* [TASK STATEMENT] The entries below are to be written out exactly, with no images included.

* [RECORDED INFORMATION]

##########

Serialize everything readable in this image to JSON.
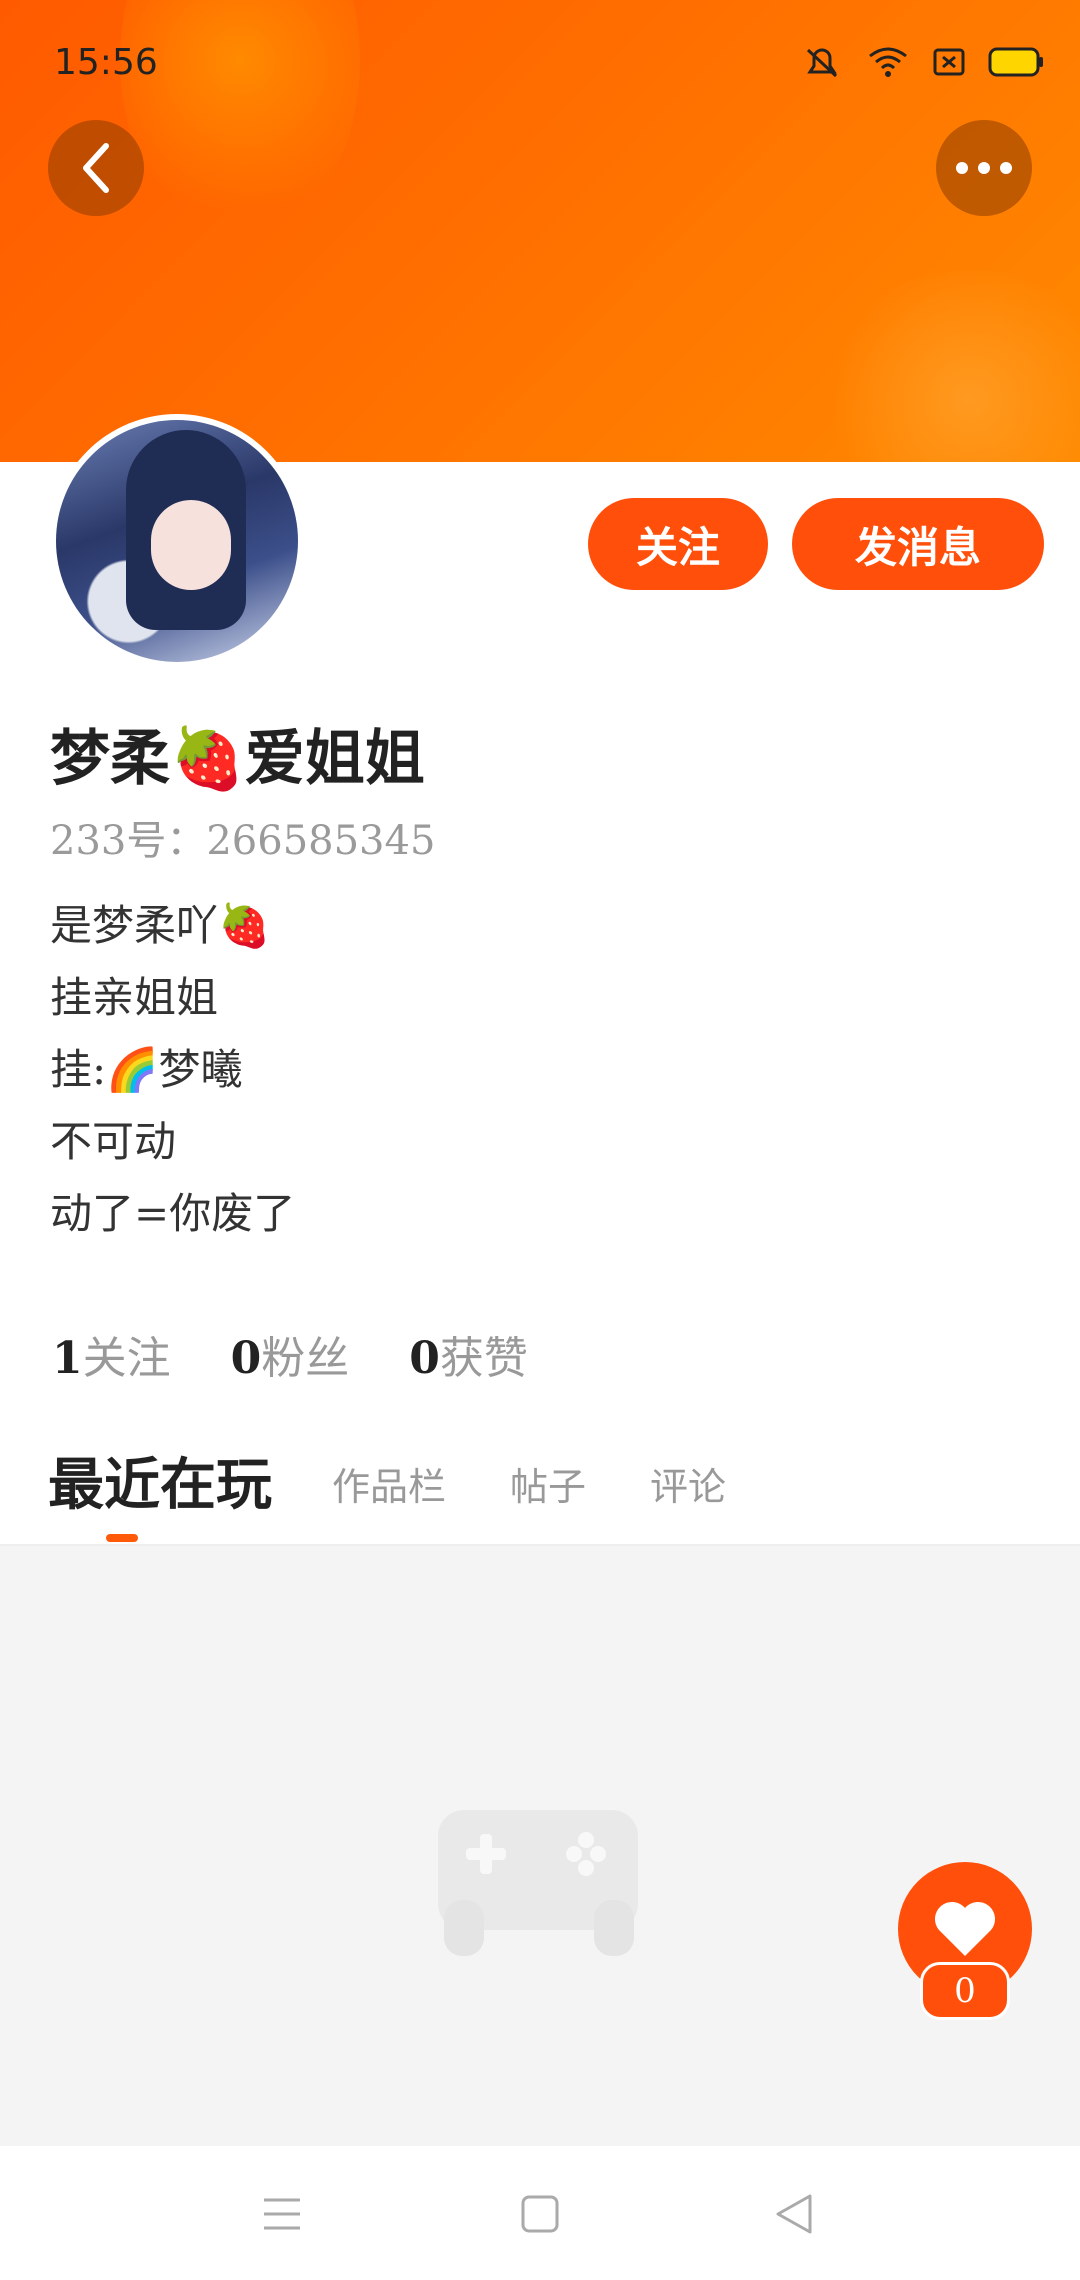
{
  "status_bar": {
    "time": "15:56"
  },
  "header": {
    "follow_label": "关注",
    "message_label": "发消息"
  },
  "profile": {
    "name": "梦柔🍓爱姐姐",
    "uid": "233号：266585345",
    "bio": [
      "是梦柔吖🍓",
      "挂亲姐姐",
      "挂:🌈梦曦",
      "不可动",
      "动了=你废了"
    ]
  },
  "stats": [
    {
      "num": "1",
      "label": "关注"
    },
    {
      "num": "0",
      "label": "粉丝"
    },
    {
      "num": "0",
      "label": "获赞"
    }
  ],
  "tabs": {
    "active": "最近在玩",
    "others": [
      "作品栏",
      "帖子",
      "评论"
    ]
  },
  "like": {
    "count": "0"
  },
  "colors": {
    "accent": "#ff4f0a",
    "banner_start": "#ff5a00",
    "banner_end": "#ff8a00"
  },
  "icons": [
    "back-arrow-icon",
    "more-dots-icon",
    "mute-icon",
    "wifi-icon",
    "sim-icon",
    "battery-icon",
    "controller-icon",
    "heart-icon",
    "menu-icon",
    "home-square-icon",
    "back-triangle-icon"
  ]
}
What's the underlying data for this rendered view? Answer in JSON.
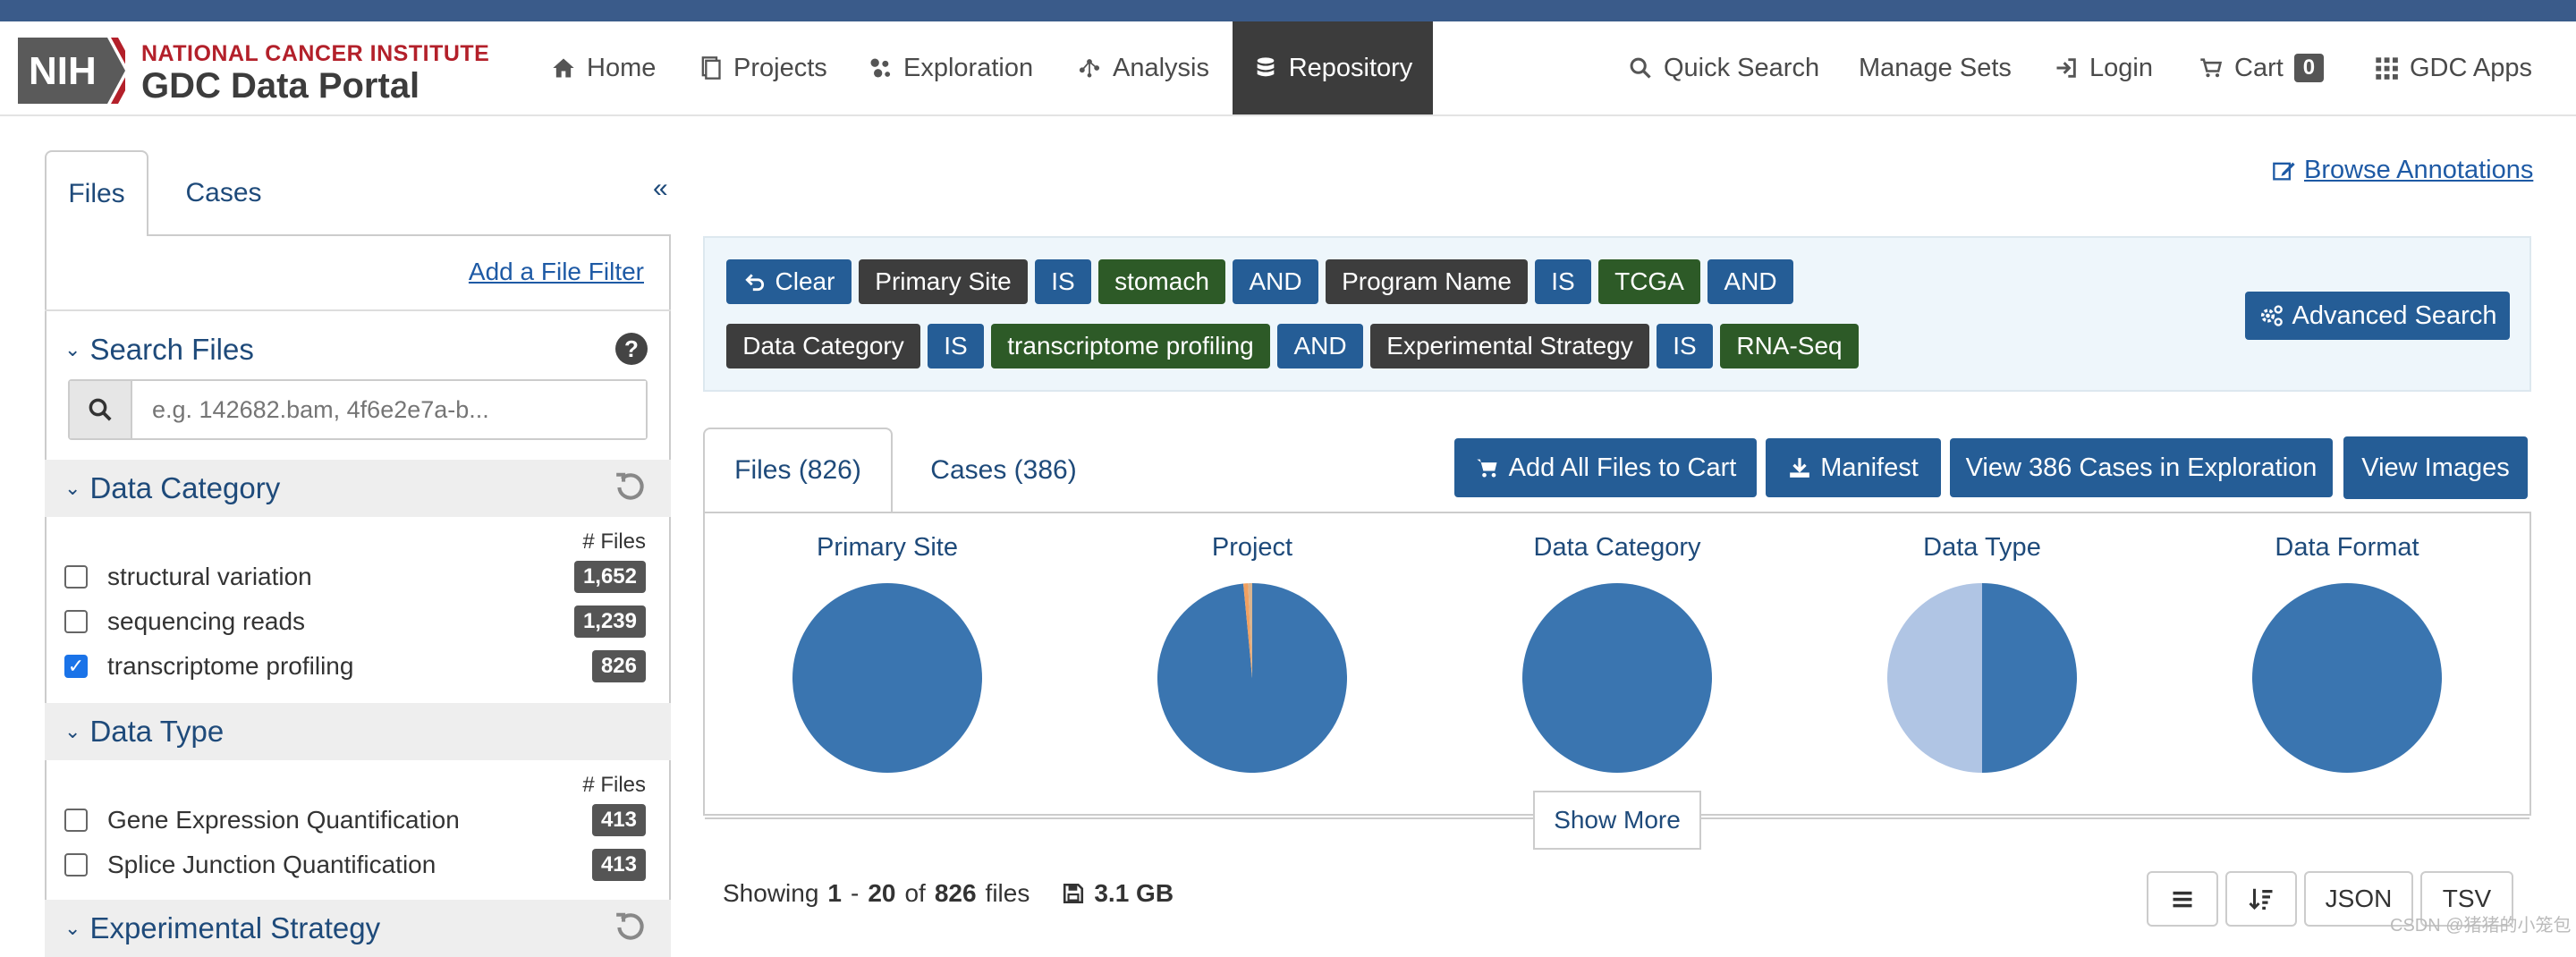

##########

* [RESULT]
Serialize everything readable in this image to JSON.
{
  "status_bar": {
    "time": "15:56"
  },
  "header": {
    "follow_label": "关注",
    "message_label": "发消息"
  },
  "profile": {
    "name": "梦柔🍓爱姐姐",
    "uid": "233号：266585345",
    "bio": [
      "是梦柔吖🍓",
      "挂亲姐姐",
      "挂:🌈梦曦",
      "不可动",
      "动了=你废了"
    ]
  },
  "stats": [
    {
      "num": "1",
      "label": "关注"
    },
    {
      "num": "0",
      "label": "粉丝"
    },
    {
      "num": "0",
      "label": "获赞"
    }
  ],
  "tabs": {
    "active": "最近在玩",
    "others": [
      "作品栏",
      "帖子",
      "评论"
    ]
  },
  "like": {
    "count": "0"
  },
  "colors": {
    "accent": "#ff4f0a",
    "banner_start": "#ff5a00",
    "banner_end": "#ff8a00"
  },
  "icons": [
    "back-arrow-icon",
    "more-dots-icon",
    "mute-icon",
    "wifi-icon",
    "sim-icon",
    "battery-icon",
    "controller-icon",
    "heart-icon",
    "menu-icon",
    "home-square-icon",
    "back-triangle-icon"
  ]
}
What's the underlying data for this rendered view? Answer in JSON.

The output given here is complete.